The work of London-based artist Hilary Lloyd features images drawn from everyday activities and is defined by its particular focus on British quotidian life. Lloyd typically presents her vision as a series of sequential images, most often depicting a lone individual working on a banal task. She thus takes on a range of isolated, commonplace people and things as her subjects: a carwash worker, highway construction site, boy taking off his t-shirt, and architectural structure, for example, all make appearances in her art. In Lloyd’s treatment, however, these ordinary images—which successfully capture the stillness and mundaneness of everyday experiences—take on uncanny qualities; whether the resulting tableaux are carefully staged scenes or the spontaneous products of Lloyd’s evident voyeurism is unknowable.
Lloyd’s process involves first taking a number of individual photographs of her chosen subject. Later, she compiles the images into a series and displays them in succession via video or slide installation. For Lloyd, the presentation of these sequential works is of utmost importance. Paying close attention to the aesthetics of the hardware (monitors, projectors, cables, and the like), Lloyd’s installations take cues from Minimalist art—the equipment informs or obstructs the viewer’s experience, often dictating his or her movements within the installation space.

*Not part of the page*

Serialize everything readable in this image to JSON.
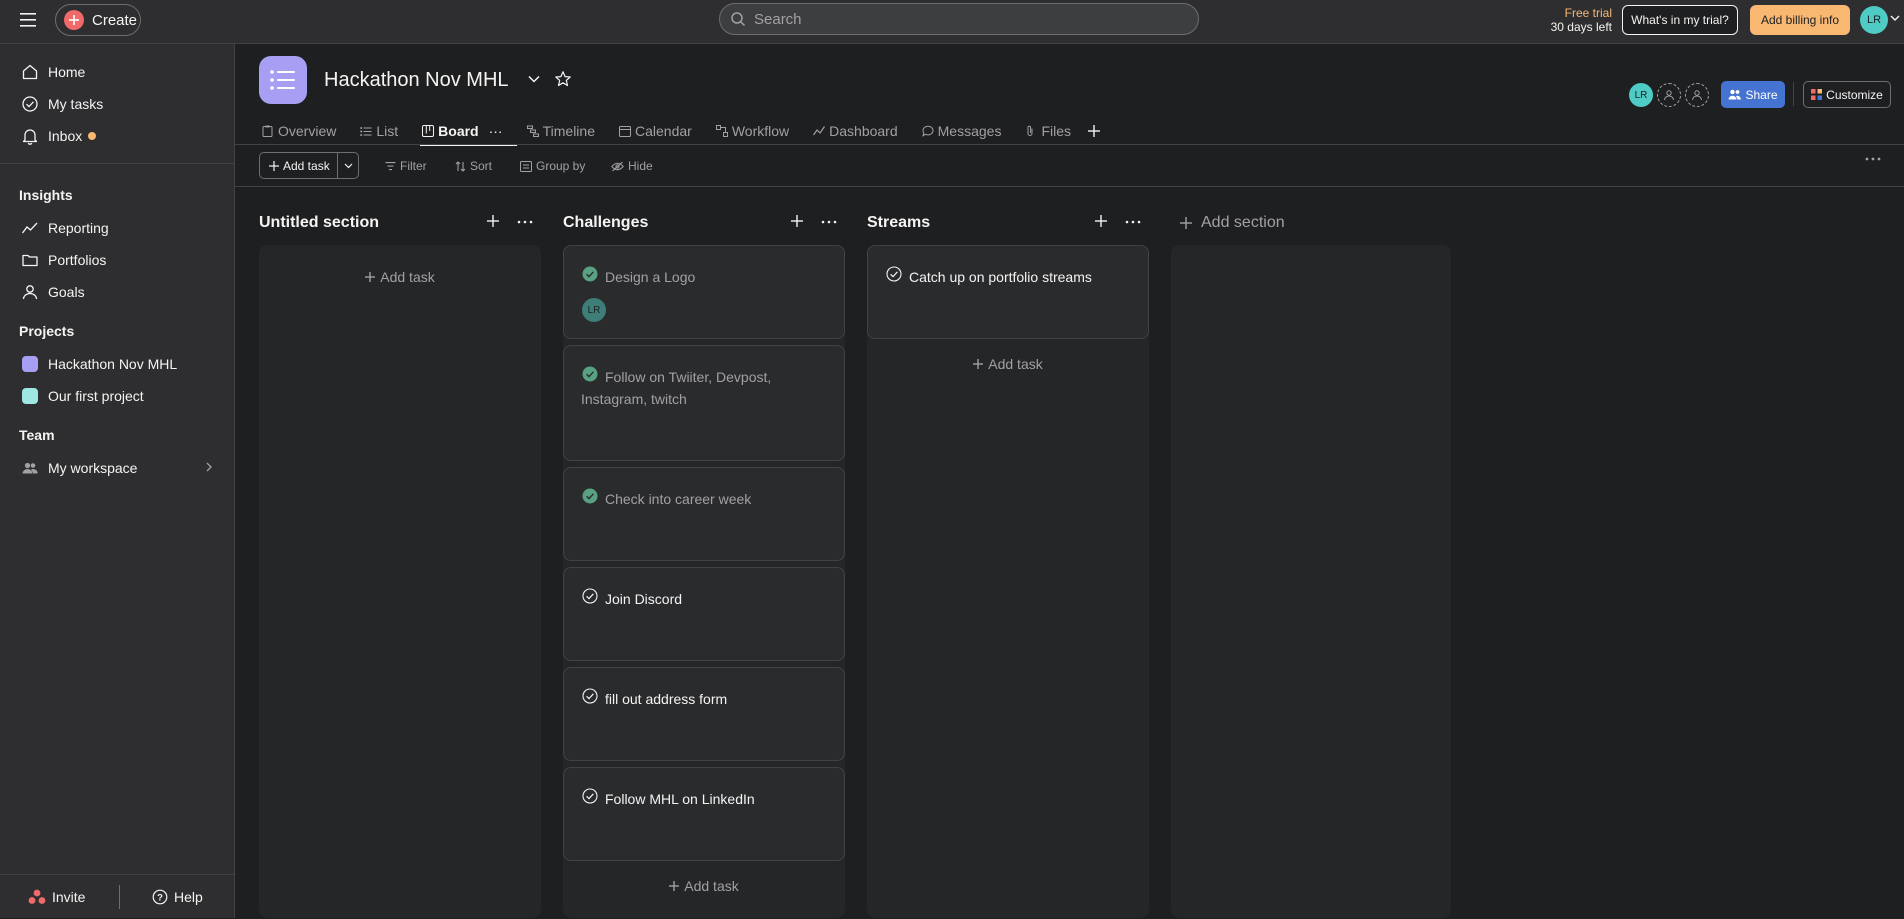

Lloyd has been the subject of solo exhibitions at numerous major museums around the world including Kunstverein in Munich, Le Consortium in Dijon, Artists Space in New York, London’s Raven Row, and Basel’s Museum für Gegenwartskunst. She has contributed to various group shows including The British Art Show, the Gwanju Biennale, and the Lyon Biennials. In 2011, she was nominated for the Turner Prize.